Teamwork service: an idea whose time has come

Teamwork service: an idea whose time has come – restaurant industry

Charles Bernstein

Teamwork service: an idea whose time has come

Everyone complains about service in restaurants (including this column), but few seem to do much about it in specific terms. We urge more people to sound off or write in when they are especially well treated at a restaurant, so that we can emphasize positive aspects in the midst of what many see as a deplorable decline of courtesy in restaurants, hotels, and all types of businesses.

Two outstanding service systems on opposite sides of the country are worth bringing to public attention. One is in Santa Barbara, Calif., in a restaurant heavily frequented by members of the White House press corps whenever they are covering President Reagan at his nearby ranch. The other is in North Miami, Fla.

Both examples show better service can be achieved when there is an innovative spirit from the top down and a willingness to carry through to help the customer.

Steven Ross Sponder was a budding 23-year-old entrepreneur when he opened The Palace Cafe at Santa Barbara’s central Old Town district in 1985. Emphasizing Cajun-Creole cuisine, the upscale 48-seat place served only dinner from the first, with an average $25-per-person ticket.

What’s interesting is that Sponder launched a “teamwork service’ system whereby a waiter or waitress would take the initial order and inform the customer that “any of our 12 waiters or waitresses can help you with whatever you want.’

Initially, Sponder recalls, his dining room staff viewed the system as a threat. “Waiters and waitresses were very protective of their own stations,’ he says.

But they gradually became believers–especially when their job satisfaction was enhanced in direct proportion to the appreciation of customers, who gave much higher tips than they had done before.

Now the system has been refined so that patrons, arriving for dinner, find pamphlets with this greeting on the tables: “Our staff works as a team in order to better serve you. You need not look for the person who initially took your order for additional service, just ask anyone! This system of service is designed to help you enjoy your time here by making everyone on our staff available to take care of your table.’

Sponder is ecstatic about the morale-building results: virtually zero turnover in contrast to the shuttle service method of constant turnover that one sees at too many restaurants.

Top- and bottom-line results aren’t bad either– an estimated $970,000 annual sales on just 48 seats and one meal period.

Kenneth Boxer, a chief waiter there, says he and the entire staff “vehemently take exception to always reading and hearing how the quality of service in America is slipping. At our restaurant gone are the days of ego-inflated waiters bringing you cold food from the food line when it should have arrived minutes earlier by someone else.’
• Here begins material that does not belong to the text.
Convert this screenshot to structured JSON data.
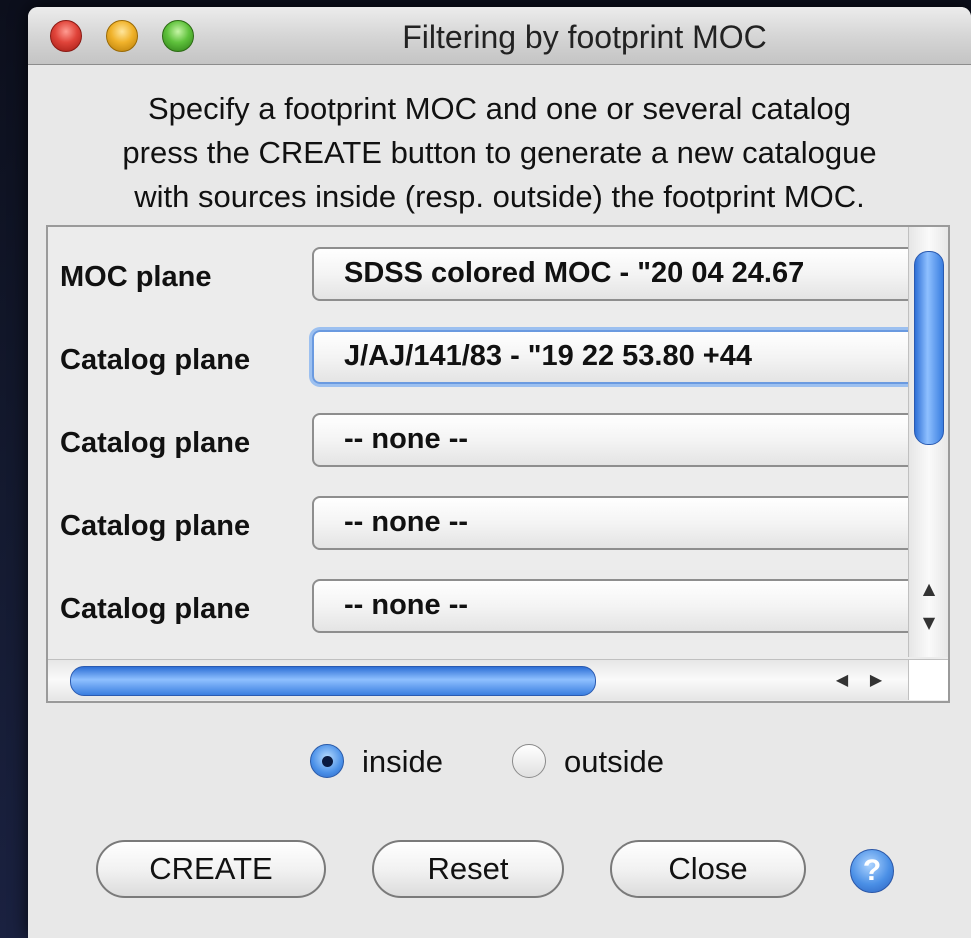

The biggest challenge was training waiters who by habit wanted to stick to their individual territories or stations. But the problem was overcome by requiring dining room servers to pass an intense practical examination.

“We’re all a lot happier now,’ says Boxer, “because the teamwork concept has turned out to be a far more efficient style, making jobs easier with better service and higher gratuities.’

It has become something of a crusade for Sponder and his dining room staff. W. R. Grace’s Hola Amigos Mexican restaurant, also in Santa Barbara, recently invited the waiters and waitresses to visit and give a live demonstration of the system, which Hola now plans to adopt.

The idea of teamwork service is not new. What’s notable in this case is the way the dining room staff implements the teamwork so beautifully under Sponder’s guiding hand.

A different twist on the teamwork idea may be seen at La Paloma in North Miami, Fla. Werner and Maria Staub, the European owners of this Swiss-Continental restaurant, have devised a system whereby the waiter or waitress takes the orders and gives them to the kitchen staff. But then speed “runners’ bring the food to the tables, while waiters and waitresses answer customer questions. The result is far speedier and efficient service.

The waiters and waitresses in effect are public-relations people, or individual maitre d’s. This requires a heavier investment but is more than worth it in customer satisfaction.

Neither The Palace Cafe nor La Paloma is unique in its approach.

But their ability to implement true teamwork and harmony is a pleasant contrast with a number of other ego-driven restaurants where teamwork– and service–are almost nonexistent.

A team pulling together can and will outperform individual stars each working only for his or her own gratification–especially when the owners show the employees that everyone plays on the same team and can win together.

COPYRIGHT 1987 Reproduced with permission of the copyright holder. Further reproduction or distribution is prohibited without permission.

COPYRIGHT 2004 Gale Group